Crops, Programming

Weed Management/Cover Crops Field Day

During the summer, our crops extension team has some great field days to share research and management strategies to farmers. One of those opportunities to learn more about weed management and cover crops will be on June 28 at the South Central Agricultural Laboratory near Clay Center.  There is no charge for the field day with registration beginning at 8 a.m. and field day from 8:30 a.m.-12:15 p.m.  Lunch will be served which will then be followed by a cover crop field day from 1-3 p.m.  marestailThe weed management field day will include on-site demonstrations of herbicides for weed control in corn, popcorn, and soybean as well as a view of ongoing cover crop research. An early morning demonstration will focus on weed control in soybeans followed by a demonstration of projects for weed control in corn, popcorn and sorghum. Onsite demonstration of cover crop research will highlight the afternoon session.soybeans

Soybean demonstrations will include an unbiased comparison of herbicide programs of different companies for weed control in Roundup Ready, Liberty Link, and Xtend soybeans.  Weed control and crop safety in Roundup Ready 2Xtend Soybean, Balance Bean, Bolt Soybean, and Conventional Soybean will also be discussed.

Corn demonstrations include an unbiased comparison of several herbicide programs by different companies for weed control in glyphosate- plus glufosinate-resistant corn. Effect of row spacing and herbicide on weed control in popcorn, DiFlexx DUO for weed control in corn, INZEN sorghum, and injury symptoms of dicamba or 2,4-D on a number of crops will also be discussed.

Afternoon demonstrations of cover crop research will include cover crops in corn and soybean systems including planting dates, plant populations, and maturities.
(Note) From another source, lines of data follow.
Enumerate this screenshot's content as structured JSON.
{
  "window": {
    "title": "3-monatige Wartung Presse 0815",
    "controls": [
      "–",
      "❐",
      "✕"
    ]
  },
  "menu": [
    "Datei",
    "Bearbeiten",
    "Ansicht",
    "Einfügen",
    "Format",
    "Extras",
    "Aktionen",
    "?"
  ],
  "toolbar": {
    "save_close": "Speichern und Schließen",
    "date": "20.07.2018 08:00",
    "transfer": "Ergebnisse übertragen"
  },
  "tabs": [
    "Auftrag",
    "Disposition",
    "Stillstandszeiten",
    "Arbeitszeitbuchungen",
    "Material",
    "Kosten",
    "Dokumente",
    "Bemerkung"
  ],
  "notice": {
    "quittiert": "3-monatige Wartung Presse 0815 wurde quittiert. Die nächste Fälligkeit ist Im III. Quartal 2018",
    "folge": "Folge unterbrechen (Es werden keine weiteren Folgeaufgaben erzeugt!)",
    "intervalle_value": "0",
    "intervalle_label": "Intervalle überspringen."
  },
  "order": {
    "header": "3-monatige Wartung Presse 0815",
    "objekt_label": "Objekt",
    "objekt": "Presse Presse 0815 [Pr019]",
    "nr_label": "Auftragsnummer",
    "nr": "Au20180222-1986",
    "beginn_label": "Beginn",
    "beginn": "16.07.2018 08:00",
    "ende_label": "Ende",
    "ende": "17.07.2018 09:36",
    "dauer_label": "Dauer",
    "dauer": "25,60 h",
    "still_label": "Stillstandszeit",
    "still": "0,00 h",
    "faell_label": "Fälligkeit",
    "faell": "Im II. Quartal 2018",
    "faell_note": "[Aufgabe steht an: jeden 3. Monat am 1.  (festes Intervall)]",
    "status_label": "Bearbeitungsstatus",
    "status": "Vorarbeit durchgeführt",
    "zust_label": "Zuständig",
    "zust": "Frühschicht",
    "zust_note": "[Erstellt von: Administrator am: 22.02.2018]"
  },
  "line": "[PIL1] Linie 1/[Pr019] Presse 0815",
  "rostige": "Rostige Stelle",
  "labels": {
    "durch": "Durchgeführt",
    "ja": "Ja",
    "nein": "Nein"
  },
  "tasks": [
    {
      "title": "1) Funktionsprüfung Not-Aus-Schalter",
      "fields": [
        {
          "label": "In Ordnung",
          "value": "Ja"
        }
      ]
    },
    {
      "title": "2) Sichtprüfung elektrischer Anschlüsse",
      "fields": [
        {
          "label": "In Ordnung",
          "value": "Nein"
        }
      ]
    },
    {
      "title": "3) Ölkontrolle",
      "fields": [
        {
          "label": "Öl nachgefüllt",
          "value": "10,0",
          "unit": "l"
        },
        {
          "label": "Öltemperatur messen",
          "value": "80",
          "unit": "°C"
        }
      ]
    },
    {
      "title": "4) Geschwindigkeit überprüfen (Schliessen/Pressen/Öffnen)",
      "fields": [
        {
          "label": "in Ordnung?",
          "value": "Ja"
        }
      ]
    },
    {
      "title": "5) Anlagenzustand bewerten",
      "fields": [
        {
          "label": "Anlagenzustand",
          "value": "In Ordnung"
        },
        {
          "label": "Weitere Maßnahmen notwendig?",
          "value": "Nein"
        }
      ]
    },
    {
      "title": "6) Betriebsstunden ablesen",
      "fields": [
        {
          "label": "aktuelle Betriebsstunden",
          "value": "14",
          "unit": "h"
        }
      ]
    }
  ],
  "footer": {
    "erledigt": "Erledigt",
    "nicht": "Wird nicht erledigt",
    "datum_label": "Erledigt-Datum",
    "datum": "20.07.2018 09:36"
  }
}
Participants will walk cover crop experiments planted in corn and/or soybean.  Cover crop pluses and minuses: Bio-mass, nitrogen for the following crop, nitrates, erosion, water use, and crop yields will also be discussed.

Certified Crop Advisor (CCA) continuing education units will be available.  There is no cost to attend the field day, but participants are asked to register at http://agronomy.unl.edu/fieldday.  The South Central Agricultural Laboratory is 4.5 miles west of the intersection of Highways 14 and 6, or 12.4 miles east of Hastings on Highway 6. GPS coordinates of the field day site are 40.57539, -98.13776.

Other programs relatively close to our area include:
June 22:  Cover Crop Conference, 2 p.m., Holthus Convention Center York.
July 18:  Crop Management Diagnostic Clinic:  Soil Health, ARDC (now ENREC) near Mead

Crops

Cover Crops during Drought

Recently I’ve been asked by several producers about the feasibility of planting cover crops during drought so I researched several different articles. Kris Nichols a soil microbiologist with USDA ARS in North Dakota says that when in a drought, farmers should consider planting a cover crop as they play a vital role in soil and plant health. Nichols said in a Farm Industry News article, “Many times during a drought, plants are not as much water stressed as they are nutrient stressed. The way plants get nutrients from the soil to their roots is through water. In times of drought, plants will sometimes give off their own water supply to create a water fill around the roots so nutrients can travel.”

Will there be enough moisture for the cover crops to germinate? According to Justin Fruechte, cover crop and forage specialist for Millborn Seeds in South Dakota, even in drought stricken areas, cover crops can still grow. Fruechte says that, “Most species have very fine seeds and require little moisture to germinate. When planting into dry soil, be sure to close the furrow tightly and that seed will wait for moisture.”

UNL Extension Educator, Paul Hay pointed out that for those needing grazing, turnips can be seeded in the later part of August until early September. Fall rains will dictate the amount of growth. For those with experience, there is lots of feed long after the tops are gone, as the cattle root out the tubers. Oats can also be a late fall opportunity for haying or grazing. Oats will do better in fall production. Wheat, rye or triticale would be better choices for spring pastures which could be grazed off before killing them and planting summer crops.